It all comes to a head when he pushes the stiff-upper-lipped Lane a step too far one day, and after an argument over ‘gum in the pubis’, Lane and Pete have an old fashioned donnybrook, which ends with Pete going down on his ass. It's the most entertaining boardroom fight ever filmed.
6. ‘Not great, Bob!’
Watching the misfortunes of Pete is one of the obvious highlights of the series, especially with actor Vincent Kartheiser’s brilliant comic timing and delivery. His greeting to nemesis Bob Benson in the company elevator is the most perfect delivery of three syllables in the series.
7. Roger gets to fire Burt for the second time
Head accounts man Roger is a horrible and selfish son of a bitch, but he’s also awfully charming and funny, and he loves his job. Especially when that job involves getting rid of somebody he doesn't like.

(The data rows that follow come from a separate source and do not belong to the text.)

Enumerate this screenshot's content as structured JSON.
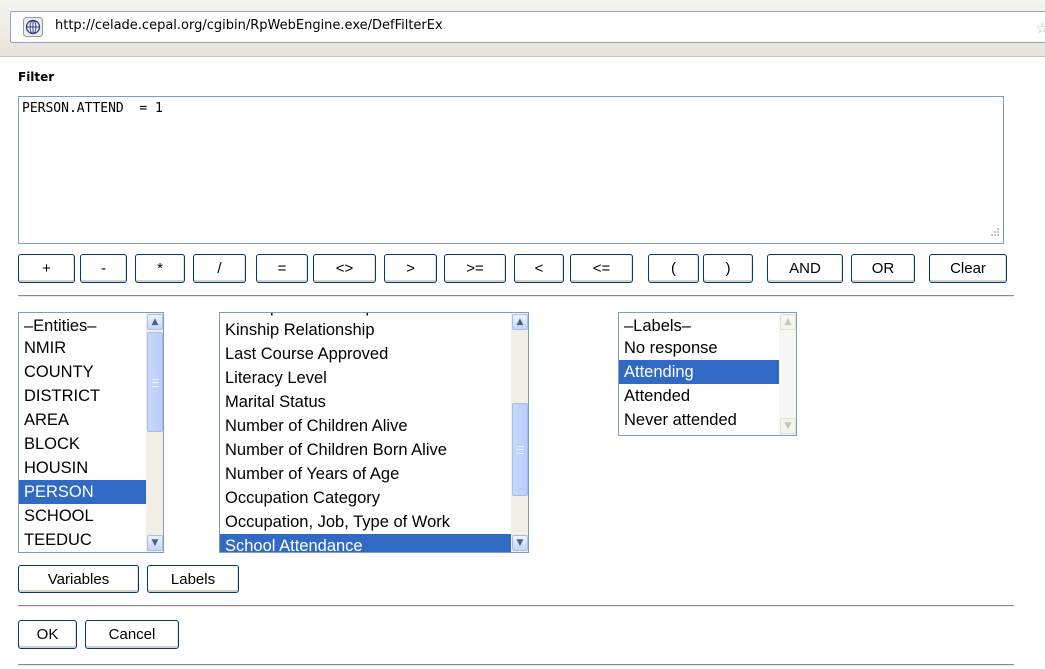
{
  "browser": {
    "url": "http://celade.cepal.org/cgibin/RpWebEngine.exe/DefFilterEx"
  },
  "filter": {
    "label": "Filter",
    "expression": "PERSON.ATTEND  = 1"
  },
  "operators": {
    "plus": "+",
    "minus": "-",
    "multiply": "*",
    "divide": "/",
    "equals": "=",
    "not_equal": "<>",
    "greater": ">",
    "greater_equal": ">=",
    "less": "<",
    "less_equal": "<=",
    "open_paren": "(",
    "close_paren": ")",
    "and": "AND",
    "or": "OR",
    "clear": "Clear"
  },
  "entities": {
    "header": "–Entities–",
    "items": [
      "NMIR",
      "COUNTY",
      "DISTRICT",
      "AREA",
      "BLOCK",
      "HOUSIN",
      "PERSON",
      "SCHOOL",
      "TEEDUC"
    ],
    "selected": "PERSON"
  },
  "variables": {
    "items": [
      "Kinship Relationship",
      "Last Course Approved",
      "Literacy Level",
      "Marital Status",
      "Number of Children Alive",
      "Number of Children Born Alive",
      "Number of Years of Age",
      "Occupation Category",
      "Occupation, Job, Type of Work",
      "School Attendance"
    ],
    "selected": "School Attendance"
  },
  "labels": {
    "header": "–Labels–",
    "items": [
      "No response",
      "Attending",
      "Attended",
      "Never attended"
    ],
    "selected": "Attending"
  },
  "buttons": {
    "variables": "Variables",
    "labels": "Labels",
    "ok": "OK",
    "cancel": "Cancel"
  }
}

His second chance to fire Burt Peterson is his finest moment as a likeable asshole, especially because Burt is an even bigger jerk who deserves all the derision he gets (see also: the ongoing humiliations of Harry Crane). It's not so charming when Roger has to do it to somebody the audience actually likes, like Ken in the new series, but sometimes his evil is put to good use.
8. Sealed with a kiss
It might have been a platonic love story, but by season five, Peggy had had enough of Don's dramas, - especially when he's throwing money at her - and left the agency just as it had its first major triumph.
Don could have been a total dick about it when she tells him, but when she offers her hand to shake their goodbyes, he kisses it, and lets her go, and spends the rest of the series trying to get her back.
9. Any time Don Draper is left alone
Don Draper is the neediest character on TV, even though he always consciously destroys the things he actually gets. While he hates being alone, he is often left stranded at bars, and restaurants, and his apartment balcony, and on the sofa in the office, and he always looks like he has the pressure of all existence bearing down on him, a self-loathing existential weight that shows in the tiniest gestures.
Fun fact: Jon Hamm has never won an Emmy for his performance.
10. Family dinner
The most recent episodes from last year were another stunning run, with magnificent moments like Don/Peggy's long-coming slow dance, or Burt Cooper's elegent side-shuffle off this mortal coil, or this moment, where these three people – who have all done horrible things to each other – can sit down and have a meal together.
They're all without family, so they make do with what they have, and Pete is the kid, of course. They've made a touchingly human connection, one that is usually hidden by advertising and artifice. It's Mad Men at its best, and the promise of more of that to come over the next two months is wonderful.